|Actual Study Start Date :||October 23, 2019|
|Estimated Primary Completion Date :||December 2022|
|Estimated Study Completion Date :||February 2023|
Intervention Arm (A)
Half of the health facilities will implement the intervention package. All mothers will be tested using PoC-VL at delivery and all HIV-exposed infants will be offered PoC-EID at birth and week 4-8. Newborns found to be HIV-positive will be offered immediate ART. Neonatal ART initiation will be supported at birth by trained nurses/midwives, and approved and supervised by local doctors from the affiliated HIV CTC. Following ART initiation infants will be referred for consolidated ART management to their paediatric HIV clinic following local procedures. Newborns testing HIV-negative will be offered postnatal prophylaxis (PNP) or enhanced postnatal prophylaxis (ePNP), depending on clinical risk factors, the maternal VL and country guidelines. Mothers with HIV-RNA >1000 copies/mL will receive immediate referral information for ART initiation if not on ART or enhanced ART counselling, with follow up virologic testing and switch of ART regimen as applicable at their local HIV clinic.
Other: point-of care (PoC) neonatal HIV early infant diagnosis (EID)

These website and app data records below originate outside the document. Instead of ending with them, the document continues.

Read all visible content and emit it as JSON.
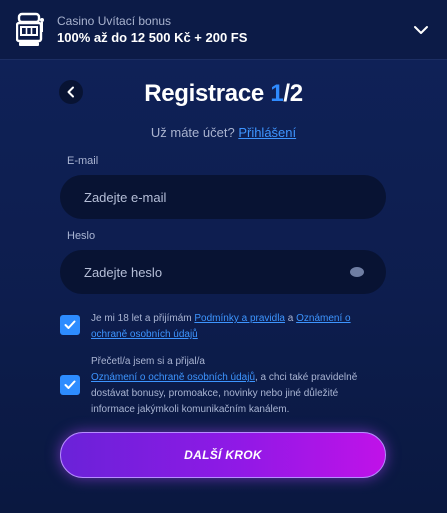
{
  "bonus": {
    "caption": "Casino Uvítací bonus",
    "title": "100% až do 12 500 Kč + 200 FS",
    "icon": "slot-machine-icon",
    "toggle_icon": "chevron-down-icon"
  },
  "form": {
    "title_text": "Registrace ",
    "step_current": "1",
    "step_total": "/2",
    "login_prompt": "Už máte účet?",
    "login_link": "Přihlášení",
    "email_label": "E-mail",
    "email_placeholder": "Zadejte e-mail",
    "email_value": "",
    "password_label": "Heslo",
    "password_placeholder": "Zadejte heslo",
    "password_value": ""
  },
  "consents": [
    {
      "checked": true,
      "text_before": "Je mi 18 let a přijímám ",
      "link1": "Podmínky a pravidla",
      "text_middle": " a ",
      "link2": "Oznámení o ochraně osobních údajů"
    },
    {
      "checked": true,
      "text_before": "Přečetl/a jsem si a přijal/a ",
      "link1": "Oznámení o ochraně osobních údajů",
      "text_after": ", a chci také pravidelně dostávat bonusy, promoakce, novinky nebo jiné důležité informace jakýmkoli komunikačním kanálem."
    }
  ],
  "next_button": "DALŠÍ KROK",
  "colors": {
    "background": "#0b1a44",
    "accent_blue": "#2f8bff",
    "link": "#3d95ff",
    "checkbox": "#2d8cff",
    "button_gradient_start": "#6a22d8",
    "button_gradient_end": "#c012e8"
  }
}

clinical impact of a PoC-EID for infants and neonates at birth and week 4-8 weeks, linked with nurse-supported immediate ART initiation in HIV-infected neonates, versus standard-of-care (SoC)
Control Arm (B)
The other half of the health facilities will implement the standard of care (SoC). Enrolled mothers will not receive immediate PoC VL at delivery, but infants deemed to be at high risk using clinical criteria (e.g. no or late initiation of maternal ART) will be offered ePNP. EID testing will follow the national algorithm with testing at 4-8 weeks, followed by referral for immediate ART initiation for all HIV-infected infants. As PoC EID testing is expected to be nationally implemented on a programme level we will facilitate the availability of PoC testing at these sites.
- clinical impact of a PoC-EID [ Time Frame: Proportion of combined clinical endpoints in HIV-infected infants at months 18 between arms ]The primary objective is to establish the clinical impact of a PoC-EID for infants and neonates at birth and week 4-8 weeks, linked with nurse-supported immediate ART initiation in HIV-infected neonates, versus standard-of-care (SoC) on the primary and secondary endpoints. Combined clinical outcomes will include mortality, morbidity (WHO Stage 2 or above disease, severe infant medical conditions), hospitalization, toxicity (Grade 3 or above laboratory abnormality), poor antiretroviral treatment response (confirmed virological failure, treatment termination or prolonged interruption), or loss to follow up of HIVinfected infants.
To learn more about this study, you or your doctor may contact the study research staff using the contact information provided by the sponsor.
Please refer to this study by its ClinicalTrials.gov identifier (NCT number): NCT04032522
|Centro de Investigacao Operacional da Beira (CIOB)|
|Beira, Sofala, Mozambique|
|Mbeya Medical Research Centre|
|Study Chair:||Arne Kroidl, Dr. med||Division of Infectious Diseases and Tropical Medicine, University Hospital, LMU Munich|
|Principal Investigator:||Ilesh Jani, Dr., Ph.D.||Instituto Nacional de Saude (INS), Ministério da Saúde, Maputo, Mozambique|
|Principal Investigator:||Issa Sabi, Dr.||NIMR- Mbeya Medical Research Centre (MMRC), Mbeya, Tanzania|